### [Problem details]
Could you filter the data below down to the lines that hold the word "this"?

━━━ Exercise material

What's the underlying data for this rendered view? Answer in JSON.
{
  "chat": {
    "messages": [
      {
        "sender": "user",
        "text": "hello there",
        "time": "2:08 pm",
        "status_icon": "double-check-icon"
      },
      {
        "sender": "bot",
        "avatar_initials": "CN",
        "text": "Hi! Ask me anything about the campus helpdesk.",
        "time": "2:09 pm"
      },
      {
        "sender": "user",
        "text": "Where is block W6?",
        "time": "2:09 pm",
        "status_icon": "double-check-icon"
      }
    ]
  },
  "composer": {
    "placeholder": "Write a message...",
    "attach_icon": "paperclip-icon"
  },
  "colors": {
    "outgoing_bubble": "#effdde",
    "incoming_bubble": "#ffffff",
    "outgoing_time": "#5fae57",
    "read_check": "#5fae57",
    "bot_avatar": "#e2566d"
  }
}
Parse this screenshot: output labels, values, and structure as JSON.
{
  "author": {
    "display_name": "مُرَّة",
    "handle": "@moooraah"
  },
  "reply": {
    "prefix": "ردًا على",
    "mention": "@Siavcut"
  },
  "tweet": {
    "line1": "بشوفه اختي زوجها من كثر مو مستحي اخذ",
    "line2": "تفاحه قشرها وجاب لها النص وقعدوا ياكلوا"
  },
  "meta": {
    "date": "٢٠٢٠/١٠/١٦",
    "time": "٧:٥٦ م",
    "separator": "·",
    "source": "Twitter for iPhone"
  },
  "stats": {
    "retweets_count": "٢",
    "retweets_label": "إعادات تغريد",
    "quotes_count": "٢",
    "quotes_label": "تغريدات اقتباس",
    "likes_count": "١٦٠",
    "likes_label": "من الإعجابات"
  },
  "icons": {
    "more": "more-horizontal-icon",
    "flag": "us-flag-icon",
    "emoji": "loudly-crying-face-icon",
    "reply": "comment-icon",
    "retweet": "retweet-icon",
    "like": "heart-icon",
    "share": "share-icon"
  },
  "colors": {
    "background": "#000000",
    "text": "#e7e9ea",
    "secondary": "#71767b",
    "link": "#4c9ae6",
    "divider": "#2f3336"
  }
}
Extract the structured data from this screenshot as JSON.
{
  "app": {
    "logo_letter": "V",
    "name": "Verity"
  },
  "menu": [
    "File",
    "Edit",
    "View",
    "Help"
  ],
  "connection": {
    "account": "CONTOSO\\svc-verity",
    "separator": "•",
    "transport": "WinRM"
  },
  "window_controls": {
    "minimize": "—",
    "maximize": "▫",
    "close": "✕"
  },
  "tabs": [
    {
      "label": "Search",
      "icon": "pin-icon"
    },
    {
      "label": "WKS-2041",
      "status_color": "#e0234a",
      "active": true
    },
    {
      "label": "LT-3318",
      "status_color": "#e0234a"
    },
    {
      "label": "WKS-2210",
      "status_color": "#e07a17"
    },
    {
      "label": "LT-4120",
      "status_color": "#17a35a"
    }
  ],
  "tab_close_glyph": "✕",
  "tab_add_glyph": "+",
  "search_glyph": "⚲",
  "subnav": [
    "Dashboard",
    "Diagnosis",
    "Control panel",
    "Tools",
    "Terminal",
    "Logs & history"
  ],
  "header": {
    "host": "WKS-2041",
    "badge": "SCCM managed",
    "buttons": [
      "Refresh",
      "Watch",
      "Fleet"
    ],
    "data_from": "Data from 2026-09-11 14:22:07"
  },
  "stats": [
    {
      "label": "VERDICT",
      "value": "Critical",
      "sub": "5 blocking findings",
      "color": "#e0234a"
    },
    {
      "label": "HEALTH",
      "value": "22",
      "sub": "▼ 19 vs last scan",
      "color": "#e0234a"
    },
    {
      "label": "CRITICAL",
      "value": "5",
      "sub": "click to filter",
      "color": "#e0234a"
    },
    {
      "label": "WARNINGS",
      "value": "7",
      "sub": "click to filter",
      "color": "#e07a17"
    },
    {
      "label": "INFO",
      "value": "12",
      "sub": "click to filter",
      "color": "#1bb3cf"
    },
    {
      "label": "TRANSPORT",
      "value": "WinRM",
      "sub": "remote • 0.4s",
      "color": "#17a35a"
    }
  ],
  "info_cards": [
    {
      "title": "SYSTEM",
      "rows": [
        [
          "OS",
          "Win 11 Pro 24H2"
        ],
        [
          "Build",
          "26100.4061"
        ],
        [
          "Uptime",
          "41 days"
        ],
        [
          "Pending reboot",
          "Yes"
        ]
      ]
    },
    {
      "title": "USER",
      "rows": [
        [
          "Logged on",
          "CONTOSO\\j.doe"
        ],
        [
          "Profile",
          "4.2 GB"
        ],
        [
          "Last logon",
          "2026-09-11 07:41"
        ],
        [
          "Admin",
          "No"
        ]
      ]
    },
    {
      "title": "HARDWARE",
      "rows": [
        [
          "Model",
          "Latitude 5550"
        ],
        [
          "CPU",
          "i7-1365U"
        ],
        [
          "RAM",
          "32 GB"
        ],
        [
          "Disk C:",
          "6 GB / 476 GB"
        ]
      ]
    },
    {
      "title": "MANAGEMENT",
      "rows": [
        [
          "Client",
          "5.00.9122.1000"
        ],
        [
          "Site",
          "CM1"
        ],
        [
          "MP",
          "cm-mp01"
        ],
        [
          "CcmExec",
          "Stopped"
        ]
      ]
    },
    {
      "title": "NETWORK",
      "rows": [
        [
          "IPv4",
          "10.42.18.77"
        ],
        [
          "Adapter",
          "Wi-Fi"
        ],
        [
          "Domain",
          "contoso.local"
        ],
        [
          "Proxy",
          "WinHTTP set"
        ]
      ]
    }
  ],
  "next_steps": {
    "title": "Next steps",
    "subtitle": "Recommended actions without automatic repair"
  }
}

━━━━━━
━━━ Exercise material

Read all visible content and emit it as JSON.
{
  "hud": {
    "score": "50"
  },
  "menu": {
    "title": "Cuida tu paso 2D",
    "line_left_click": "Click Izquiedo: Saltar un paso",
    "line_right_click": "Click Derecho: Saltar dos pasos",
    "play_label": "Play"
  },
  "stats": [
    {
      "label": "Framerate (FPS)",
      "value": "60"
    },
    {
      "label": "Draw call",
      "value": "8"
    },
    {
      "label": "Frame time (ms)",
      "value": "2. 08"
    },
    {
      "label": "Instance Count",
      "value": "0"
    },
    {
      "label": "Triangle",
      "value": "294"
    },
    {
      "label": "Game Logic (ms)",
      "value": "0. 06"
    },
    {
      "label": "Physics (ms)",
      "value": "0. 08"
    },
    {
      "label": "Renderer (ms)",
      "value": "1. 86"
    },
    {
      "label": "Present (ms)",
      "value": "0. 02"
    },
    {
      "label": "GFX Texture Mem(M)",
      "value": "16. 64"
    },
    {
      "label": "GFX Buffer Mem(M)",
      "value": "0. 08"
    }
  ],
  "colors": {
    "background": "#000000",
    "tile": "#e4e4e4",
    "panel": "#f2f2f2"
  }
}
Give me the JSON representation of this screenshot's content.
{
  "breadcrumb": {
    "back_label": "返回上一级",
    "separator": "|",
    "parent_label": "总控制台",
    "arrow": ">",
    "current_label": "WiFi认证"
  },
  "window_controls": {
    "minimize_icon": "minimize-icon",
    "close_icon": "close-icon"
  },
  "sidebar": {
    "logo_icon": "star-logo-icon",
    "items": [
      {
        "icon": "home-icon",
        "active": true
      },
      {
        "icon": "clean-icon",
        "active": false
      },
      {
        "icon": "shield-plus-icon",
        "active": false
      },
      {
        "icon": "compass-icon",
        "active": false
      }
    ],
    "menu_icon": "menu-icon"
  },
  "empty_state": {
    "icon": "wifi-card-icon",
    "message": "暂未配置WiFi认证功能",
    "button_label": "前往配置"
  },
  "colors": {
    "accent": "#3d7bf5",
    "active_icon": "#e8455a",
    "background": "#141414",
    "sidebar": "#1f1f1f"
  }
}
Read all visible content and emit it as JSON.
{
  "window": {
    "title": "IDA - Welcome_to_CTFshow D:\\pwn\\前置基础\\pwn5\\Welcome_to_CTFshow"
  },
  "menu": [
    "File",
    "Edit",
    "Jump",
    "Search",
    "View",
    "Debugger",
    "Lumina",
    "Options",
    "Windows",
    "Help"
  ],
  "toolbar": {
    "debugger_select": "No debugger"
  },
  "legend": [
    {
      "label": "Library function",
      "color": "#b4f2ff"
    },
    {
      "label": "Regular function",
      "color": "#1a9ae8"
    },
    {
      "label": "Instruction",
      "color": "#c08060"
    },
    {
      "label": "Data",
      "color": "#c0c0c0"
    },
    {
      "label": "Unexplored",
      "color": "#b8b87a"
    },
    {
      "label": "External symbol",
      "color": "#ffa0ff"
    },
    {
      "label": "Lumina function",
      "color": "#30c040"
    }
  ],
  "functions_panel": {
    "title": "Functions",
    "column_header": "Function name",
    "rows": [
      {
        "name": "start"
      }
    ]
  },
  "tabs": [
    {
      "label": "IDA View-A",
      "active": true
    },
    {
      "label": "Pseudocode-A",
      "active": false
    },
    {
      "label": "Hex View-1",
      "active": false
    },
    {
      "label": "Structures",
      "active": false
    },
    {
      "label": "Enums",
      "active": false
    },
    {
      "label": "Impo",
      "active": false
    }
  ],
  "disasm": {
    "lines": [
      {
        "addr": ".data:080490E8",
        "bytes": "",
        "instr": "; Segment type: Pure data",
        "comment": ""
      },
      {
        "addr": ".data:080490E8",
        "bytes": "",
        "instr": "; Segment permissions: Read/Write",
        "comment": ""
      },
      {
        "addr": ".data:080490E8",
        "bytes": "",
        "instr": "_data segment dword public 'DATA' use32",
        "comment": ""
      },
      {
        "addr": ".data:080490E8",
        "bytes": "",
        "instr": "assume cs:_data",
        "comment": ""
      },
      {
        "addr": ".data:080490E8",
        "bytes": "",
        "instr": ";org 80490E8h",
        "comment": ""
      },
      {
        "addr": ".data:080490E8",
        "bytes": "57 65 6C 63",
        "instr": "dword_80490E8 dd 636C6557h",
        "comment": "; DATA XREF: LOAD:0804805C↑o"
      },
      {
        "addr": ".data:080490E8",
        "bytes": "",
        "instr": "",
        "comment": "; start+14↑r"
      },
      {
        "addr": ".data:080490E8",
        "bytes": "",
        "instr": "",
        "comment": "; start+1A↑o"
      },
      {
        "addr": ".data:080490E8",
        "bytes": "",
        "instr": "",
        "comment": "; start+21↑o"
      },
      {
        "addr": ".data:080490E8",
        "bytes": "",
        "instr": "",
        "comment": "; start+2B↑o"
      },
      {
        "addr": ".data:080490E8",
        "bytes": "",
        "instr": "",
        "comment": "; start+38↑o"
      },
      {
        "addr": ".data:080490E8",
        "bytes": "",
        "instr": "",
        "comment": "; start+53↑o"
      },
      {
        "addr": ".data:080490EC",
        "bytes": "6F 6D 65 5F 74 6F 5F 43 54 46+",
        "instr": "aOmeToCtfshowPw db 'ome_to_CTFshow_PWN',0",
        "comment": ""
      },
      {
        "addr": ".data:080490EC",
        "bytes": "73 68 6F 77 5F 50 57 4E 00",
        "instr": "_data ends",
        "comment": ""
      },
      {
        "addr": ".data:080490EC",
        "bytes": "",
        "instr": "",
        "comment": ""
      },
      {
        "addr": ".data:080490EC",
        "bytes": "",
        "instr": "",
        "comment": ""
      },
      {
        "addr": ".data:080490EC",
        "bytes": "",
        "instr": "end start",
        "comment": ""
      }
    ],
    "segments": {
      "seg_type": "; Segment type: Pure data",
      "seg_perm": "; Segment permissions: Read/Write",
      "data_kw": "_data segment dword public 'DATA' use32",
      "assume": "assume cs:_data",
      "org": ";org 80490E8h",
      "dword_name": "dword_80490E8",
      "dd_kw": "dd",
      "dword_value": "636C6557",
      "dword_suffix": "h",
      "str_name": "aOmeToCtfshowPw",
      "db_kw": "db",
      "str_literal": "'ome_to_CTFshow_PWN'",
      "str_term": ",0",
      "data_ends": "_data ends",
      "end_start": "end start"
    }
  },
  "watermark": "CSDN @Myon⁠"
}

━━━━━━

### [Your response]
What's the underlying data for this rendered view? Answer in JSON.
Parse this screenshot: output labels, values, and structure as JSON.
Extract the structured data from this screenshot as JSON.
Give me the JSON representation of this screenshot's content.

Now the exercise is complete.